“This business, it’s amazing,” Meers said. “Now we don’t try to find customers, customers find us.”
Nightingale sandwiches have zero preservatives and nearly everything is homemade, down to the berry swirls and fruit purées that go into the ice cream. (For that reason, Nightingale sandwiches should be thawed for a few minutes before eating, for optimum flavor and consistency.)
For their efforts, Nightingale was nominated for a 2017 Elby Award for “local food and/or beverage product of the year (excluding beer).” The Elbys recognize the best of Richmond’s dining scene. (Reservoir Distillery Rye Whiskey ultimately won the category at the Feb. 19 event.)
“We take the time to do it right,” Meers said, adding that Nightingale relies on a growing list of local suppliers for the ingredients in their sandwiches, partnerships they value and cite as a factor in their early success. For example, the spring menu includes Hardywood’s coffee stout, Agriberry strawberries, Hummingbird Gardens’ lavender and Sugar Shack’s blueberry cake doughnuts.
“I think that’s why we’ve grown so quickly,” Pollack added. “We’re all helping each other out.”
Colin Beirne is marketing director for Ellwood Thompson’s Local Market, which collaborated with Nightingale to create a special Honey Ginger ice cream sandwich, using honey ice cream between gluten-free gingersnaps, topped with a chunk of honeycomb.
When Nightingale approached Ellwood Thompson’s about an exclusive flavor, Beirne said, “we were all in.”
“Hannah and Xavier outdid themselves,” he said, adding that the market is always looking for fresh local products. The sandwich “is delicious and we are proud of the outcome.”
Hardywood Marketing Manager Matt Shofner knew of Pollack’s sandwiches before Nightingale really got off the ground, and said he happened to try a peach ice cream sandwich about the time the brewery released its peach tripel. Something clicked, he said, and he approached Pollack about using Hardywood’s reserved series beers, which use fresh local ingredients, in her ice cream sandwiches. Beers such as Hardywood’s gingerbread and raspberry stouts, Farmhouse Pumpkin and now, its coffee stout.
Hardywood sells the sandwiches at both their Richmond and Charlottesville taprooms.
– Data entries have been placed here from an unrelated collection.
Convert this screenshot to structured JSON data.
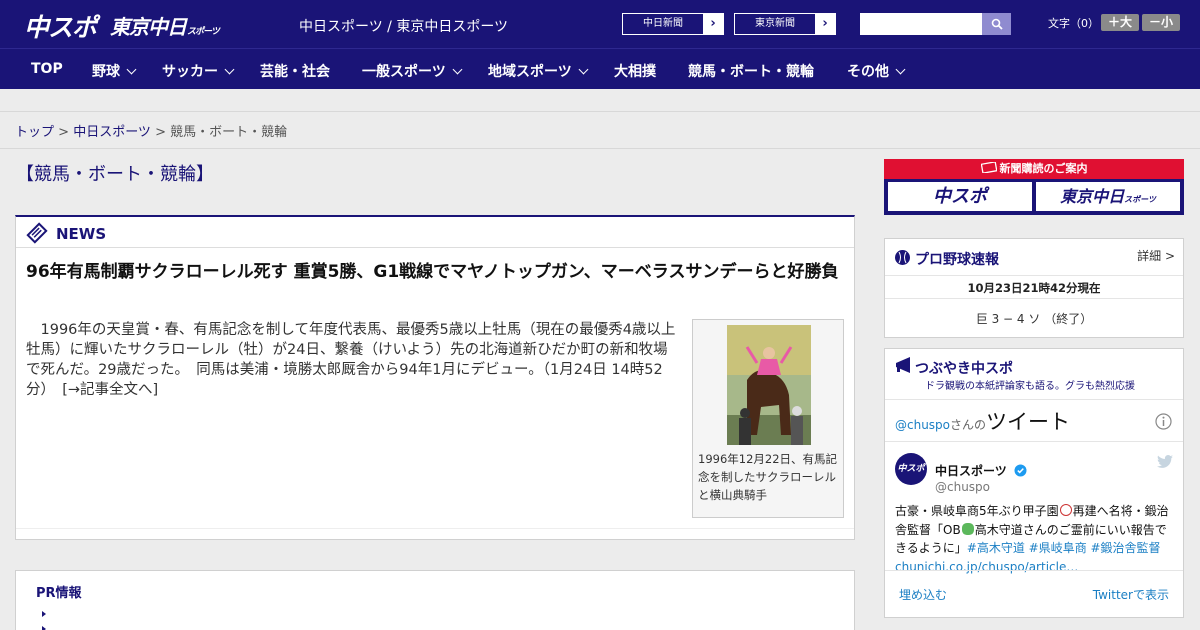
{
  "header": {
    "logo_chuspo": "中スポ",
    "logo_tokyo": "東京中日",
    "logo_tokyo_sub": "スポーツ",
    "tagline": "中日スポーツ / 東京中日スポーツ",
    "site_links": [
      "中日新聞",
      "東京新聞"
    ],
    "font_size_label": "文字（0）",
    "font_bigger": "＋大",
    "font_smaller": "－小"
  },
  "nav": {
    "items": [
      {
        "label": "TOP"
      },
      {
        "label": "野球"
      },
      {
        "label": "サッカー"
      },
      {
        "label": "芸能・社会"
      },
      {
        "label": "一般スポーツ"
      },
      {
        "label": "地域スポーツ"
      },
      {
        "label": "大相撲"
      },
      {
        "label": "競馬・ボート・競輪"
      },
      {
        "label": "その他"
      }
    ]
  },
  "breadcrumb": {
    "home": "トップ",
    "sep": " > ",
    "parent": "中日スポーツ",
    "current": "競馬・ボート・競輪"
  },
  "main": {
    "page_title": "【競馬・ボート・競輪】",
    "section_label": "NEWS",
    "article": {
      "title": "96年有馬制覇サクラローレル死す 重賞5勝、G1戦線でマヤノトップガン、マーベラスサンデーらと好勝負",
      "body": "1996年の天皇賞・春、有馬記念を制して年度代表馬、最優秀5歳以上牡馬（現在の最優秀4歳以上牡馬）に輝いたサクラローレル（牡）が24日、繋養（けいよう）先の北海道新ひだか町の新和牧場で死んだ。29歳だった。　同馬は美浦・境勝太郎厩舎から94年1月にデビュー。（1月24日 14時52分）　[→記事全文へ]",
      "photo_caption": "1996年12月22日、有馬記念を制したサクラローレルと横山典騎手"
    },
    "pr_title": "PR情報"
  },
  "sidebar": {
    "subscribe_title": "新聞購読のご案内",
    "subscribe_btn1": "中スポ",
    "subscribe_btn2": "東京中日",
    "subscribe_btn2_sub": "スポーツ",
    "baseball": {
      "title": "プロ野球速報",
      "more": "詳細 >",
      "timestamp": "10月23日21時42分現在",
      "score": "巨 3 − 4 ソ （終了）"
    },
    "twitter": {
      "title": "つぶやき中スポ",
      "subtitle": "ドラ観戦の本紙評論家も語る。グラも熱烈応援",
      "handle_prefix": "@chuspo",
      "handle_suffix": "さんの",
      "tweets_label": "ツイート",
      "user_name": "中日スポーツ",
      "user_handle": "@chuspo",
      "avatar_text": "中スポ",
      "tweet_text_1": "古豪・県岐阜商5年ぶり甲子園",
      "tweet_text_2": "再建へ名将・鍛治舎監督「OB",
      "tweet_text_3": "高木守道さんのご霊前にいい報告できるように」",
      "tweet_tags": "#高木守道 #県岐阜商 #鍛治舎監督",
      "tweet_link": "chunichi.co.jp/chuspo/article…",
      "embed": "埋め込む",
      "view_on": "Twitterで表示"
    }
  }
}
“Working with Hannah and Xavier is a treat,” Shofner said, adding they’re smart and well-intentioned business partners who happen to know a thing or two about using beer to its fullest potential.
“She’s a wizard,” he said about Pollack. “She knows how to make something delectable.”